Work task »
From the entries that follow, extract each line holding the string "name".

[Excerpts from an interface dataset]
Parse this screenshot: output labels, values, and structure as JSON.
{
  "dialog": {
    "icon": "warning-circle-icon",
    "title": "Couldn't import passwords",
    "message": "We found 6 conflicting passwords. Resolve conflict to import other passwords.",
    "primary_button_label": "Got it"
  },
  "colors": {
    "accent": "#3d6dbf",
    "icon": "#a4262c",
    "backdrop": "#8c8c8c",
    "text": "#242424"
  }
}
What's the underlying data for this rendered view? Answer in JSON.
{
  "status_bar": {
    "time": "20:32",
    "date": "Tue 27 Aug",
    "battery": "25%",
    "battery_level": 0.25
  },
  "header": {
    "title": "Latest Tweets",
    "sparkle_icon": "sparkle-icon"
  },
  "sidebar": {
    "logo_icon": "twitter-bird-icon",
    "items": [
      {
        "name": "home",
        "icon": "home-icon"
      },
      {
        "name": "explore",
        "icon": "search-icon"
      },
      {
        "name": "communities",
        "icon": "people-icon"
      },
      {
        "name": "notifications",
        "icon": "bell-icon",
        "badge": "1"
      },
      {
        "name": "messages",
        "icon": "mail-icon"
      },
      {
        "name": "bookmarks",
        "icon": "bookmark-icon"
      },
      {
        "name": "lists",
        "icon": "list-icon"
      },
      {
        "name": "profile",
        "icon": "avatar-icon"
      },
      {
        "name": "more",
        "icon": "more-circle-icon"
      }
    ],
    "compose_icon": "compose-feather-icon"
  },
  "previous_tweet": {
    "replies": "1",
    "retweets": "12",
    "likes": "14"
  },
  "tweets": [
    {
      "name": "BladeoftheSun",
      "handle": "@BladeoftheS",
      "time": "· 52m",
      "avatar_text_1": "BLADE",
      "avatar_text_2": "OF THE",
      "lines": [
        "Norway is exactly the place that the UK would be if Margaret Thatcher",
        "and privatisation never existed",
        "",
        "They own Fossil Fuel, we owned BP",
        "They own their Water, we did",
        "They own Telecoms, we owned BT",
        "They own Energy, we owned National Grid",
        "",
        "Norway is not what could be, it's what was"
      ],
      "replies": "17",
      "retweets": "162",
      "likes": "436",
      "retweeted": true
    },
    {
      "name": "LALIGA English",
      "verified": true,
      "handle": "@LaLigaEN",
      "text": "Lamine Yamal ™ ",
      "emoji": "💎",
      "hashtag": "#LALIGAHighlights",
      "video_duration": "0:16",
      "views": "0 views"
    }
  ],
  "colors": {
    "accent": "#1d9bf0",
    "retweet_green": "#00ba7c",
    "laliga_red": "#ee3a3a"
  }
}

Exercise output »
        "name": "home",
        "name": "explore",
        "name": "communities",
        "name": "notifications",
        "name": "messages",
        "name": "bookmarks",
        "name": "lists",
        "name": "profile",
        "name": "more",
      "name": "BladeoftheSun",
      "name": "LALIGA English",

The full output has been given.